“When you come to a fork in the road, take it.”
3 – Review your primary mentor’s record of mentorship: I recently had a call with an NIH program officer who reviewed with me all of my mentors’ biosketches specifically looking for prior K-mentees and T-32 participants. Not all of the mentors on your grant need to have mentored K awardees, but your primary mentor will be considered much stronger if he or she has (ideally multiple K or CDA awardees). R-01s and Merit awards from your proposed mentor are great, but that track record of mentorship is key.
“It was impossible to get a conversation going; everybody was talking too much.”

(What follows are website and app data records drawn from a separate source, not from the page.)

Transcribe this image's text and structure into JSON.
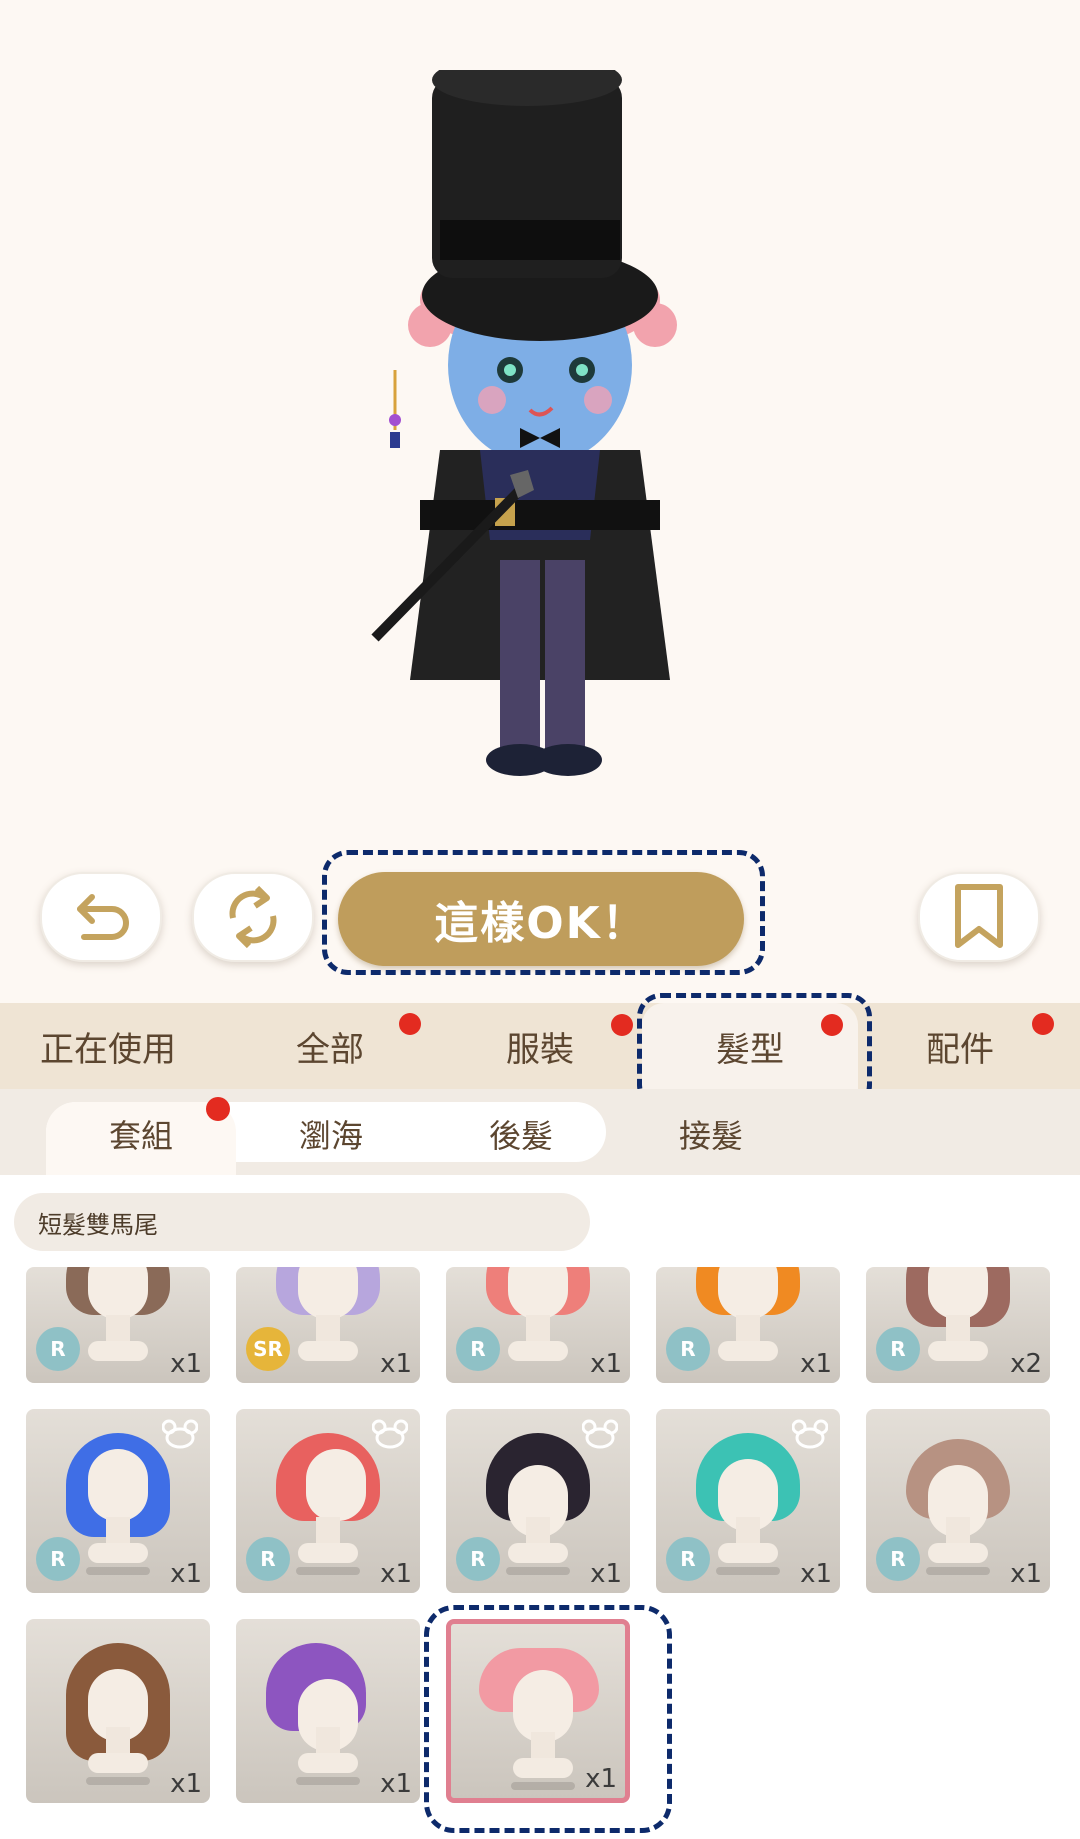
{
  "actions": {
    "ok_label": "這樣OK！"
  },
  "category_tabs": [
    {
      "label": "正在使用",
      "has_dot": false
    },
    {
      "label": "全部",
      "has_dot": true
    },
    {
      "label": "服裝",
      "has_dot": true
    },
    {
      "label": "髮型",
      "has_dot": true,
      "active": true
    },
    {
      "label": "配件",
      "has_dot": true
    }
  ],
  "sub_tabs": [
    {
      "label": "套組",
      "has_dot": true,
      "active": true
    },
    {
      "label": "瀏海",
      "has_dot": false
    },
    {
      "label": "後髮",
      "has_dot": false
    },
    {
      "label": "接髮",
      "has_dot": false
    }
  ],
  "filter_label": "短髮雙馬尾",
  "items_row1": [
    {
      "rarity": "R",
      "count": "x1",
      "hair": "#8a6a58"
    },
    {
      "rarity": "SR",
      "count": "x1",
      "hair": "#b7a6dd"
    },
    {
      "rarity": "R",
      "count": "x1",
      "hair": "#ee7f7a"
    },
    {
      "rarity": "R",
      "count": "x1",
      "hair": "#f08a22"
    },
    {
      "rarity": "R",
      "count": "x2",
      "hair": "#9d6a60"
    }
  ],
  "items_row2": [
    {
      "rarity": "R",
      "count": "x1",
      "hair": "#3f6ee6"
    },
    {
      "rarity": "R",
      "count": "x1",
      "hair": "#e8615f"
    },
    {
      "rarity": "R",
      "count": "x1",
      "hair": "#2a2430"
    },
    {
      "rarity": "R",
      "count": "x1",
      "hair": "#3cc2b4"
    },
    {
      "rarity": "R",
      "count": "x1",
      "hair": "#b79282"
    }
  ],
  "items_row3": [
    {
      "rarity": "",
      "count": "x1",
      "hair": "#8a5a3c"
    },
    {
      "rarity": "",
      "count": "x1",
      "hair": "#8d55c0"
    },
    {
      "rarity": "",
      "count": "x1",
      "hair": "#f29aa3"
    }
  ],
  "colors": {
    "accent": "#bf9d5c",
    "highlight": "#0d2a6b",
    "badge_r": "#8fc1c6",
    "badge_sr": "#e6b53a",
    "notification": "#e32b20"
  }
}
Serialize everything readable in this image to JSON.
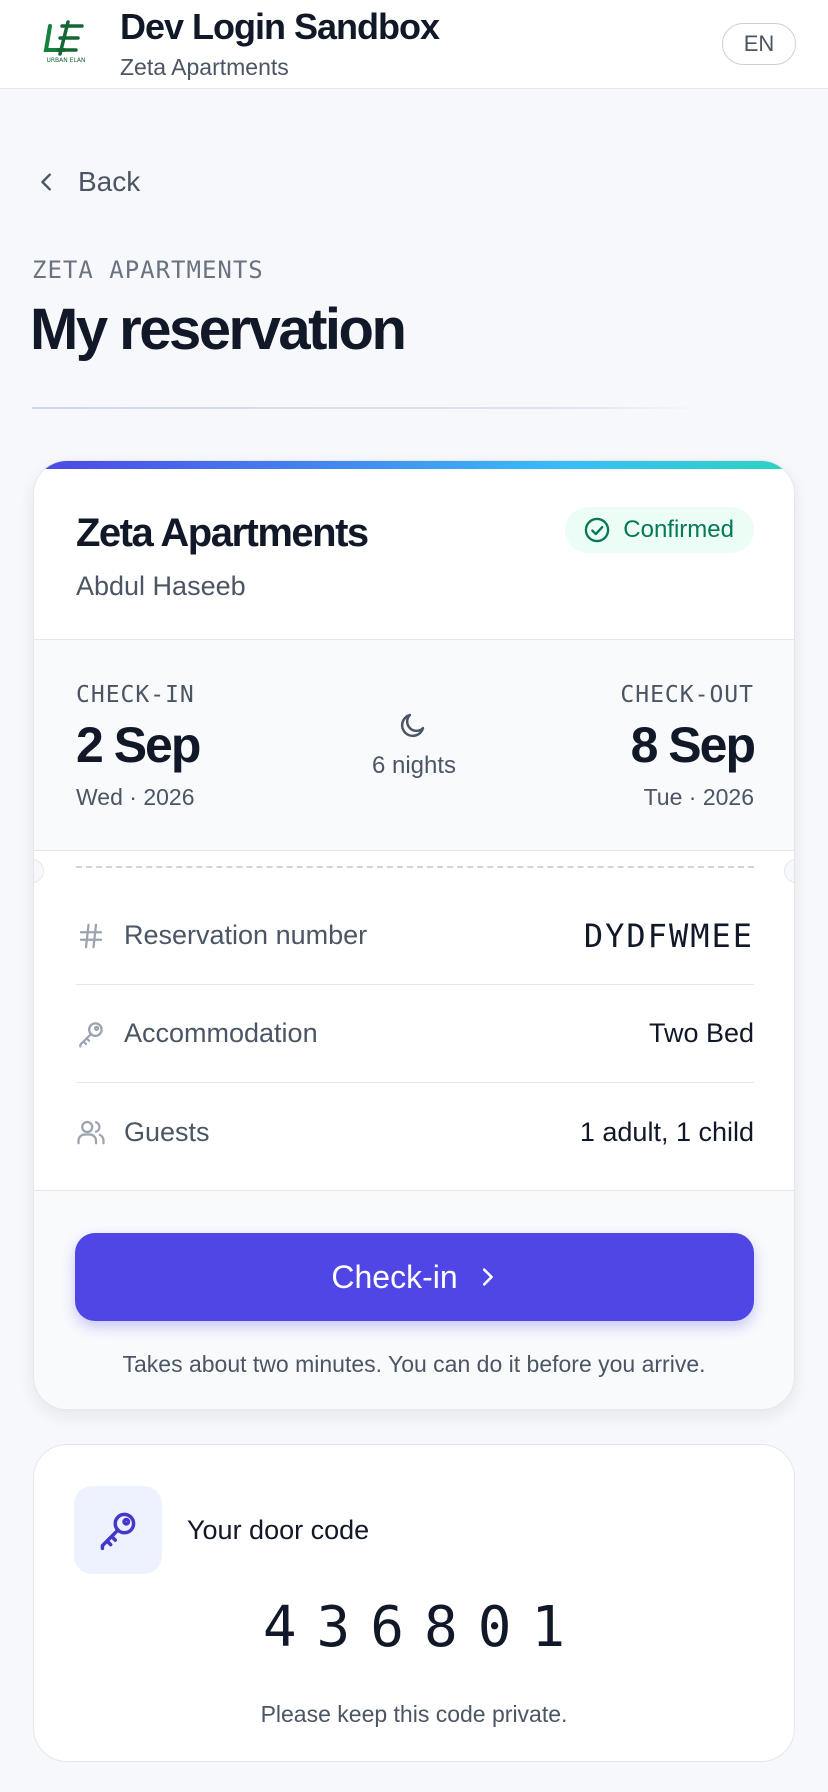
{
  "header": {
    "logo": "urban-elan-logo",
    "logo_caption": "URBAN ELAN",
    "app_title": "Dev Login Sandbox",
    "property_name": "Zeta Apartments",
    "language": "EN"
  },
  "nav": {
    "back_label": "Back"
  },
  "page": {
    "eyebrow": "ZETA APARTMENTS",
    "title": "My reservation"
  },
  "reservation": {
    "property": "Zeta Apartments",
    "guest": "Abdul Haseeb",
    "status": "Confirmed",
    "check_in": {
      "label": "CHECK-IN",
      "date": "2 Sep",
      "sub": "Wed · 2026"
    },
    "nights": "6 nights",
    "check_out": {
      "label": "CHECK-OUT",
      "date": "8 Sep",
      "sub": "Tue · 2026"
    },
    "details": [
      {
        "label": "Reservation number",
        "value": "DYDFWMEE",
        "icon": "hash-icon"
      },
      {
        "label": "Accommodation",
        "value": "Two Bed",
        "icon": "key-icon"
      },
      {
        "label": "Guests",
        "value": "1 adult, 1 child",
        "icon": "users-icon"
      }
    ],
    "cta_label": "Check-in",
    "cta_hint": "Takes about two minutes. You can do it before you arrive."
  },
  "door": {
    "title": "Your door code",
    "code": "436801",
    "note": "Please keep this code private."
  },
  "colors": {
    "primary": "#4f46e5",
    "success_text": "#047857",
    "success_bg": "#ecfdf5",
    "background": "#f7f8fb"
  }
}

4 – Assemble a mentoring team: Your primary mentor probably will not be able to provide guidance in all areas. He or she may be a content expert, a methodologic expert or in a best case scenario, both. However, your grant will likely involve multiple components and you will need experts in each of these areas. If you’re a health services researcher, you may need quantitative, qualitative, decision analysis, econometric, and/or interventional experts. Basic scientists will likely need mentors with expertise in a particular scientific area or perhaps a specific experimental technique. Work with your primary mentor to find these individuals. Further, your grant and mentorship team will be significantly strengthened if one of your mentors is focused on providing general career mentoring. It is helpful if this person does not have any conflicts of interest regarding your research and clinical productivity. This person needs to be able to advocate for you if you are being asked to do things that are not in alignment with what your department leadership expects from a research standpoint.
“We made way too many wrong mistakes.”
5 – Try not to get too frustrated (confession: I got frustrated at times): Be ready for some swings and misses. The relationships you establish with faculty members who may not become a mentor will be valuable. You never know where your research is going to take you. Your paths may cross in the future, and sooner than you think. This individual may not be a great primary mentor. But he or she may be a phenomenal collaborator and may even want you to serve as a co-PI on projects in the future. Don’t burn any bridges.
In summary, finding strong mentorship is key for junior faculty members to get their research careers started. Fortunately, our institutions and our professional societies, notably the AAS, are filled with surgeons who have gone through this exact thing and made it to the other side. Talk to them about it. Meet with them. Pick up the phone. Google them. Email. Text. Tweet. Do whatever it takes to obtain the insight you need to get your research career started.
“It ain’t over till it’s over.” RIP Yogi.